Emilio Arteaga, Junior Partner of VTZ, participated on Wednesday, September 23 in the Panel «The implications of a Hard Brexit in trade and business Mexico-United Kingdom», which was co-organized by the British Chamber of Commerce in Mexico.
The Panel focused on where we are now in terms of trade and bilateral treaties, how a hard Brexit will affect trade relations, as well as what the options are for both countries going forward, including WTO rules.
The Panel was made up by Jaime López, Partner of Deforest Abogados, Paddy Kelly, Partner of Laytons LLP, and Emilio Arteaga, Junior Partner of VTZ. The panelists shared the political and economic context surrounding the Mexico-UK trade relationship.
Mexico – UK Trade in the Context of Brexit

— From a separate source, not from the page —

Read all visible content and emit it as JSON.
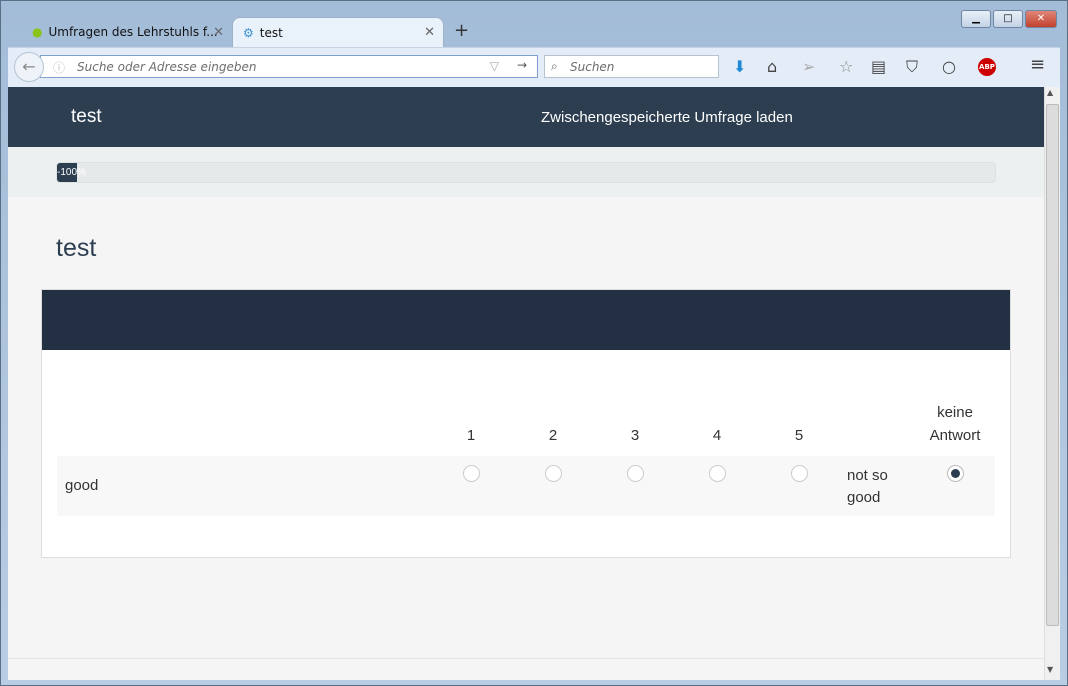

Today, Mexico and the United Kingdom have 97% of their tariff lines liberalized as a result of the European Union – Mexico Free Trade Agreement, which is still in force. However, these preferential tariffs will be lost as a result of a possible and likely Hard Brexit.
Moreover, Mexico and the European Union concluded this year the negotiations regarding the modernization of their FTA. As for the trade in goods, the new EU-Mexico FTA will liberalize all goods, including meat, cheese, chocolate, cereal, pastries, pasta, among other products. For more information, visit our economic newsletter.
In the webinar, Emilio Arteaga provided a brief summary of international trade statistics between Mexico and the UK. For instance, exports from Mexico to the UK amounted to more than 2.5 billion dollars in 2019, while export from the UK to Mexico were equivalent to more than 2 billion dollars.
Immediate Consequences to UK goods
In the event of a hard Brexit, goods originating from the UK may be subject to Mexican Import Tariffs (import duties), Mexico’s default customs processing fee (i.e. .008% of the customs value), as well as any other applicable internal charge or tax (e.g. VAT and IEPS).
For more information on Mexico’s international trade policy, customs duties, tariffs, or taxes, register for VTZ’s Doing Business in Mexico Guide in the following link: International Trade.
For more information on the most traded goods between Mexico and the UK, check out our partners’ presentation:
Should you have any questions or wish for more information, do not hesitate to contact Emilio Arteaga (emilio[@]vtz.mx) or connect with him through Linked-In.